The operator on Monday opened what it calls an Edge Innovation Lab in MediaCity, Salford. It will give enterprises in the region an opportunity to trial new use cases that rely on real-time connectivity. In addition to equipping the lab with dedicated MEC servers, Vodafone has also partnered with Amazon Web Services (AWS) to deploy a distributed MEC zone in Manchester, which will presumably give enterprises a taste of what ‘real-world’ performance might look like. Voda has also roped in IBM’s IT spin-off Kyndryl to offer customers professional and managed MEC and cloud services.

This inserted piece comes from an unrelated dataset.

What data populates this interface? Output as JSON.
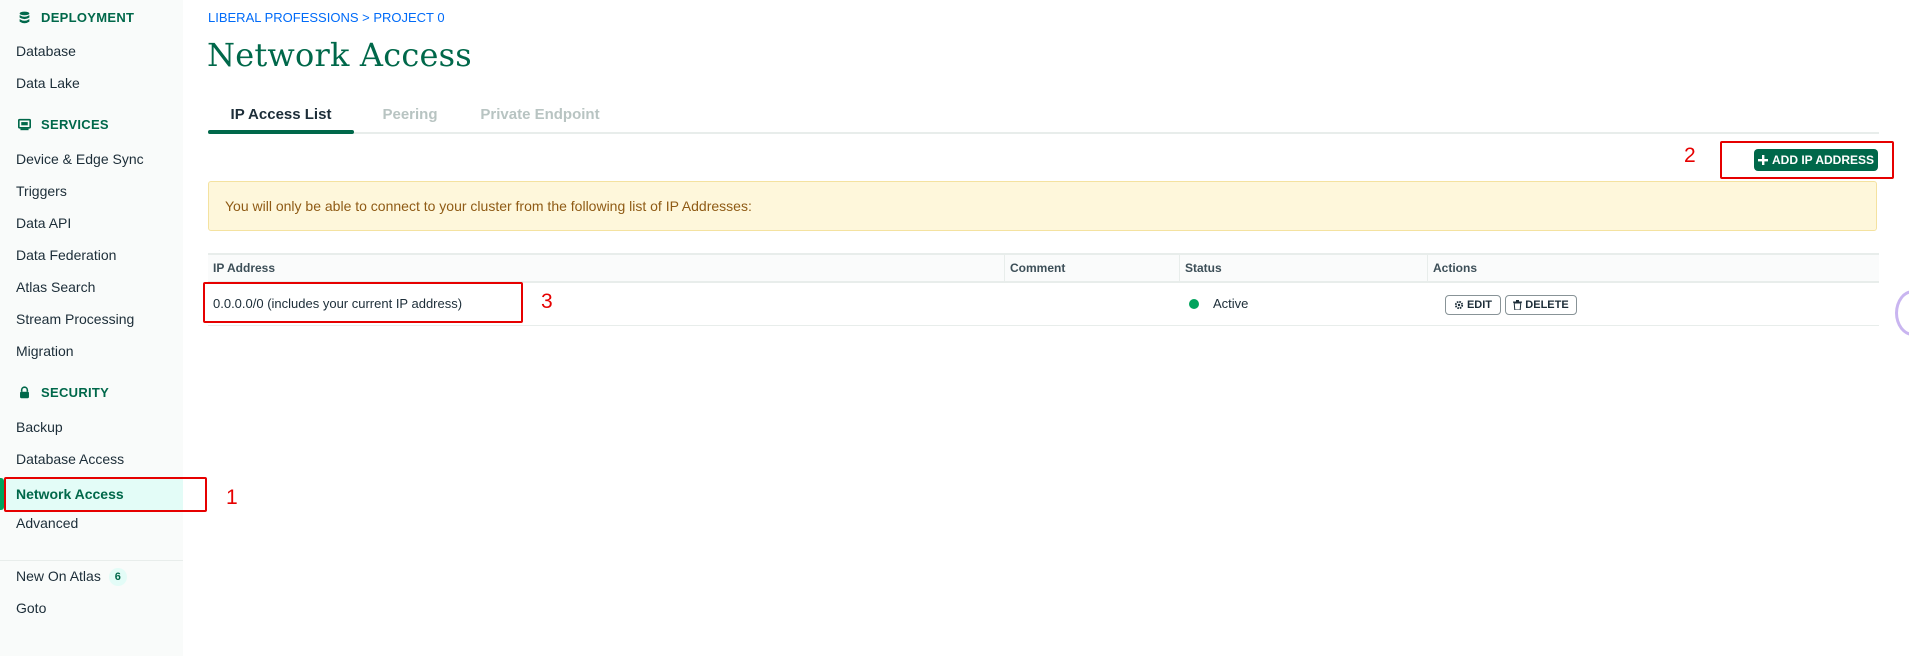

Spending on edge-related hardware, software and services is expected to reach $176 billion worldwide this year, according to IDC, rising to $274 billion by 2025. With figures like this doing the rounds, it’s little wonder that Vodafone is keen to get enterprise customers to buy into the concept.
“The lab offers innovators the opportunity to experiment with next-generation technologies and bring to life ideas that could revolutionise the way we do business and deliver public services,” said Nick Gliddon, UK business director at Vodafone, in a statement. “It will place Manchester and the surrounding region at the centre of the next stage of digital revolution.”

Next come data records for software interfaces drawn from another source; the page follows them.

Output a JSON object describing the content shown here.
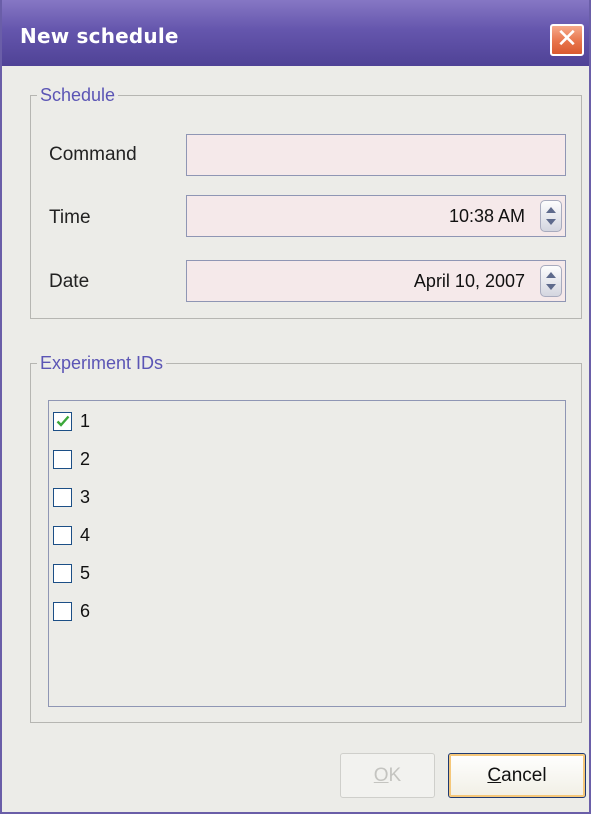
{
  "window": {
    "title": "New schedule",
    "close_symbol": "✕"
  },
  "schedule": {
    "group_title": "Schedule",
    "command": {
      "label": "Command",
      "value": ""
    },
    "time": {
      "label": "Time",
      "value": "10:38 AM"
    },
    "date": {
      "label": "Date",
      "value": "April 10, 2007"
    }
  },
  "experiments": {
    "group_title": "Experiment IDs",
    "items": [
      {
        "label": "1",
        "checked": true
      },
      {
        "label": "2",
        "checked": false
      },
      {
        "label": "3",
        "checked": false
      },
      {
        "label": "4",
        "checked": false
      },
      {
        "label": "5",
        "checked": false
      },
      {
        "label": "6",
        "checked": false
      }
    ]
  },
  "buttons": {
    "ok": {
      "mnemonic": "O",
      "rest": "K",
      "enabled": false
    },
    "cancel": {
      "mnemonic": "C",
      "rest": "ancel",
      "enabled": true
    }
  },
  "colors": {
    "accent": "#5b55b5",
    "titlebar": "#6556ad",
    "field_bg": "#f5e9ea",
    "check": "#3ca83a"
  },
  "icons": {
    "close": "close-icon",
    "spinner": "spinner-arrows-icon",
    "checkbox_checked": "checkmark-icon"
  }
}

Barely a day goes by at the moment without someone opening a lab somewhere.
Monday also saw Nokia cut the ribbon on a 5G and 6G research facility at its campus in Amadora, Portugal. Its focus is software, specifically embedded and real-time software. It wants to employ 100 staff over the next two years.
Last Tuesday, Ericsson revealed plans to spend tens of millions of pounds over the course of the next decade on a UK-based 6G research programme. A team of researchers, academics, PhD students and CSP and industry partners will look at aspects like network resilience and security, AI, cognitive networks and energy efficiency.
A day later, UK-based Colt strengthened its partnership with IBM by opening an Industry 4.0 lab, also in the UK. It will offer enterprises in the manufacturing sector hands-on experience with various applications enabled by their respective cloud and edge networking solutions in an effort to lower barriers to adoption and generate a bit of business for Colt and IBM along the way.
Furthermore, a couple of weeks ago, Orange Belgium opened its second 5G lab. The first is based in Antwerp, but this new one is in Liège, and will focus on standalone (SA) 5G use cases.
The growing number of labs showcasing what can be done with 5G and related tech like MEC and slicing only goes to show just how desperate the industry is to evolve beyond enhanced mobile broadband (eMBB) and into new service categories that will hopefully generate more revenue. Meanwhile, Nokia and Ericsson researching 6G is just prudent planning on their part – they need to have something expensive to sell to operators in 10 years time.
Whatever the motivation, it seems to be a good time to be in the lab-building business.